ACTIVITY ▸ How many of the lines below contain "JSON"? Reply with only that figure.

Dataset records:
════════════════
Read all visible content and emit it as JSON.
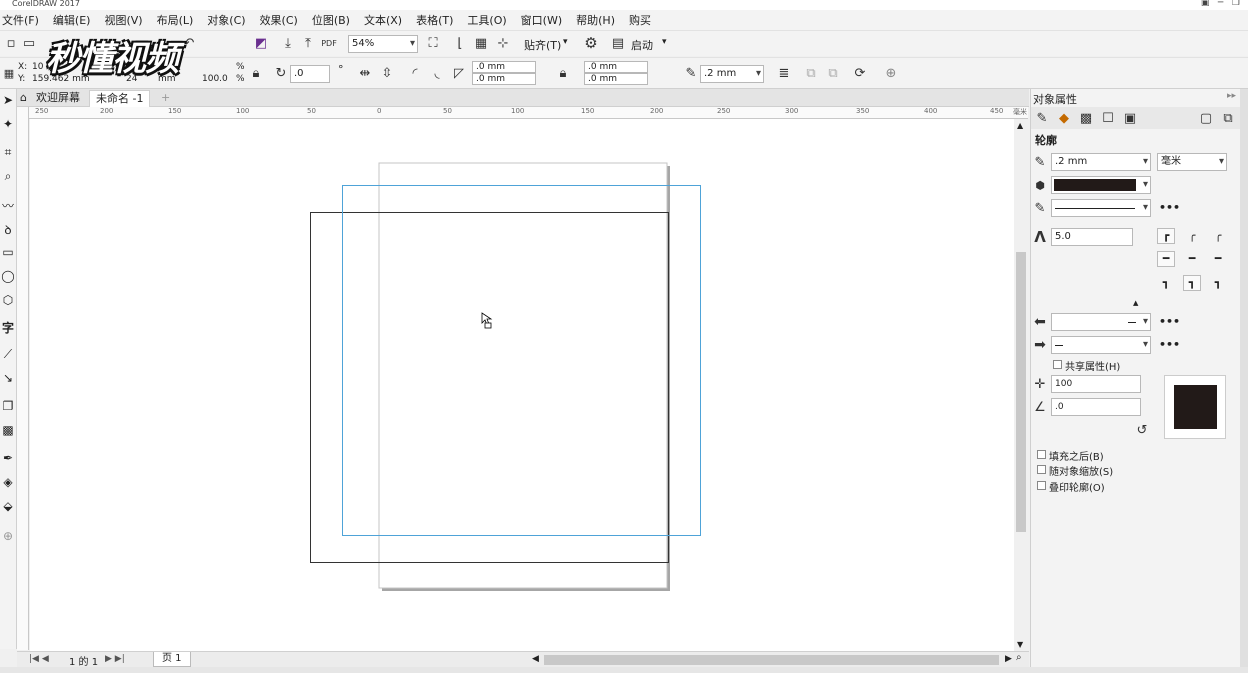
{
  "app": {
    "title": "CorelDRAW 2017"
  },
  "menu": [
    "文件(F)",
    "编辑(E)",
    "视图(V)",
    "布局(L)",
    "对象(C)",
    "效果(C)",
    "位图(B)",
    "文本(X)",
    "表格(T)",
    "工具(O)",
    "窗口(W)",
    "帮助(H)",
    "购买"
  ],
  "toolbar1": {
    "zoom": "54%",
    "snap": "贴齐(T)",
    "launch": "启动"
  },
  "toolbar2": {
    "x_label": "X:",
    "x_value": "10",
    "y_label": "Y:",
    "y_value": "159.462 mm",
    "h_value": "24",
    "h_unit": "mm",
    "scale": "100.0",
    "percent": "%",
    "rotation": ".0",
    "degree": "°",
    "corner1": ".0 mm",
    "corner2": ".0 mm",
    "corner3": ".0 mm",
    "corner4": ".0 mm",
    "outline_width": ".2 mm"
  },
  "tabs": {
    "welcome": "欢迎屏幕",
    "doc": "未命名 -1",
    "add": "+"
  },
  "ruler_h": [
    "250",
    "200",
    "150",
    "100",
    "50",
    "0",
    "50",
    "100",
    "150",
    "200",
    "250",
    "300",
    "350",
    "400",
    "450"
  ],
  "ruler_unit": "毫米",
  "bottom": {
    "page_of": "1 的 1",
    "page_tab": "页 1"
  },
  "docker": {
    "title": "对象属性",
    "section": "轮廓",
    "width": ".2 mm",
    "unit": "毫米",
    "miter": "5.0",
    "share": "共享属性(H)",
    "stretch": "100",
    "angle": ".0",
    "fill_behind": "填充之后(B)",
    "scale_with": "随对象缩放(S)",
    "overprint": "叠印轮廓(O)",
    "outline_color": "#221a18"
  },
  "watermark": "秒懂视频"
}
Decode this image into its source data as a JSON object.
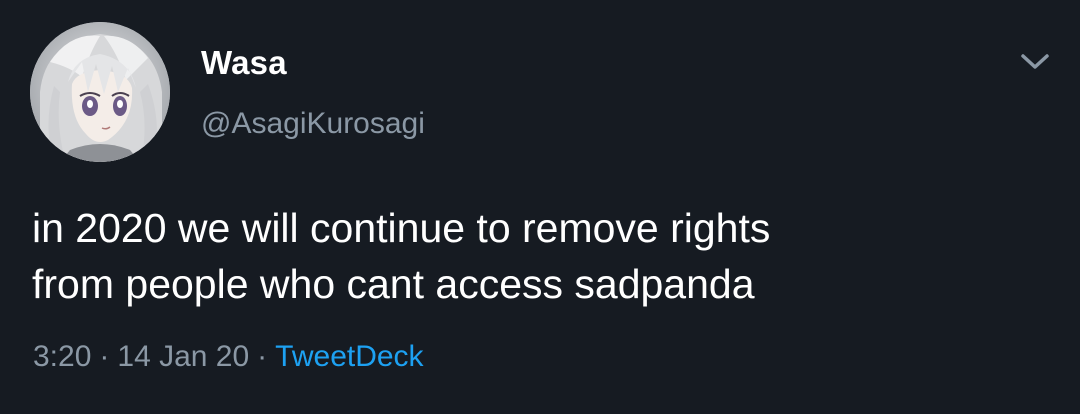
{
  "tweet": {
    "author": {
      "display_name": "Wasa",
      "handle": "@AsagiKurosagi",
      "avatar_icon": "anime-avatar-image"
    },
    "text_lines": [
      "in 2020 we will continue to remove rights",
      "from people who cant access sadpanda"
    ],
    "meta": {
      "time": "3:20",
      "separator": "·",
      "date": "14 Jan 20",
      "source": "TweetDeck"
    },
    "menu_icon": "chevron-down-icon"
  },
  "colors": {
    "background": "#161b22",
    "primary_text": "#ffffff",
    "secondary_text": "#8b98a5",
    "link": "#1da1f2"
  }
}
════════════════
RESULT FOR THIS TASK ▸ 2